--- RECORDS FOR THIS TASK ---
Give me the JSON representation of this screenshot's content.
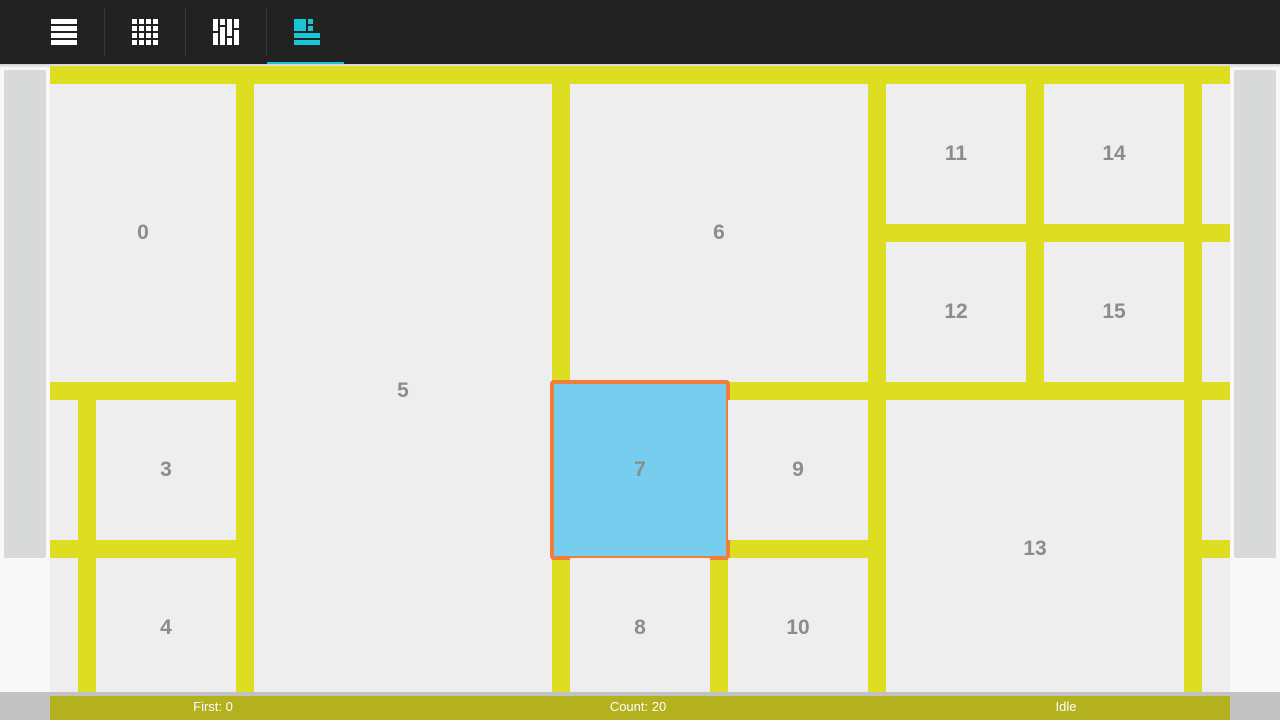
{
  "toolbar": {
    "buttons": [
      {
        "name": "list-view-button",
        "icon": "list-icon"
      },
      {
        "name": "grid-view-button",
        "icon": "grid-icon"
      },
      {
        "name": "staggered-view-button",
        "icon": "staggered-grid-icon"
      },
      {
        "name": "spannable-view-button",
        "icon": "spannable-grid-icon"
      }
    ],
    "active_index": 3,
    "colors": {
      "background": "#222222",
      "icon": "#ffffff",
      "active": "#19c6d6"
    }
  },
  "grid": {
    "colors": {
      "divider": "#dddd22",
      "cell": "#eeeeee",
      "selected_fill": "#77cdee",
      "selected_border": "#f07d3a",
      "label": "#8c8c8c"
    },
    "cells": [
      "0",
      "3",
      "4",
      "5",
      "6",
      "7",
      "8",
      "9",
      "10",
      "11",
      "12",
      "13",
      "14",
      "15"
    ],
    "selected": "7"
  },
  "status": {
    "first": "First: 0",
    "count": "Count: 20",
    "state": "Idle"
  }
}
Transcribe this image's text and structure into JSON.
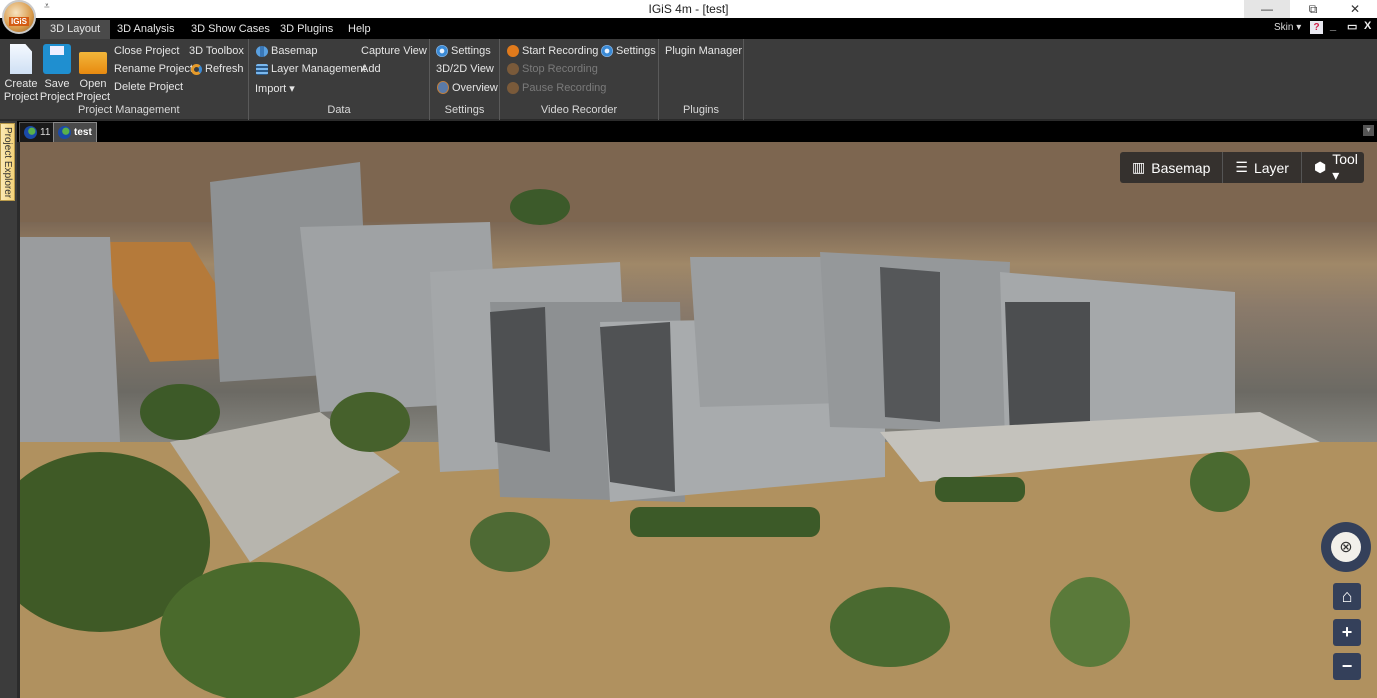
{
  "window": {
    "title": "IGiS 4m - [test]",
    "logo_text": "IGiS",
    "quick_access": "⩡",
    "controls": {
      "minimize": "—",
      "maximize": "⧉",
      "close": "✕"
    }
  },
  "ribbon_tabs": [
    {
      "label": "3D Layout",
      "active": true
    },
    {
      "label": "3D Analysis",
      "active": false
    },
    {
      "label": "3D Show Cases",
      "active": false
    },
    {
      "label": "3D Plugins",
      "active": false
    },
    {
      "label": "Help",
      "active": false
    }
  ],
  "topright": {
    "skin_label": "Skin ▾",
    "help": "?",
    "mdi_min": "_",
    "mdi_restore": "▭",
    "mdi_close": "X"
  },
  "ribbon": {
    "project_management": {
      "label": "Project Management",
      "create": "Create Project",
      "create_l1": "Create",
      "create_l2": "Project",
      "save_l1": "Save",
      "save_l2": "Project",
      "open_l1": "Open",
      "open_l2": "Project",
      "close": "Close Project",
      "rename": "Rename Project",
      "delete": "Delete Project",
      "toolbox": "3D Toolbox",
      "refresh": "Refresh"
    },
    "data": {
      "label": "Data",
      "basemap": "Basemap",
      "layer_management": "Layer Management",
      "import": "Import ▾",
      "capture_view": "Capture View",
      "add": "Add"
    },
    "settings": {
      "label": "Settings",
      "settings": "Settings",
      "view_toggle": "3D/2D View",
      "overview": "Overview"
    },
    "video_recorder": {
      "label": "Video Recorder",
      "start": "Start Recording",
      "stop": "Stop Recording",
      "pause": "Pause Recording",
      "settings": "Settings"
    },
    "plugins": {
      "label": "Plugins",
      "manager": "Plugin Manager"
    }
  },
  "doc_tabs": [
    {
      "label": "11",
      "active": false
    },
    {
      "label": "test",
      "active": true
    }
  ],
  "side_panel": {
    "label": "Project Explorer"
  },
  "map_toolbar": {
    "basemap": "Basemap",
    "layer": "Layer",
    "tool": "Tool ▾"
  },
  "nav_controls": {
    "compass": "⊗",
    "home": "⌂",
    "zoom_in": "+",
    "zoom_out": "−"
  },
  "colors": {
    "ribbon_bg": "#3c3c3c",
    "tab_strip_bg": "#000000",
    "active_tab_bg": "#4a4a4a",
    "nav_btn_bg": "#34405a",
    "recorder_orange": "#e07a1c"
  }
}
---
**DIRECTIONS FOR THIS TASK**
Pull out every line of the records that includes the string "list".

**WRITTEN RESPONSE**
        "name": "list-view-button",
        "icon": "list-icon"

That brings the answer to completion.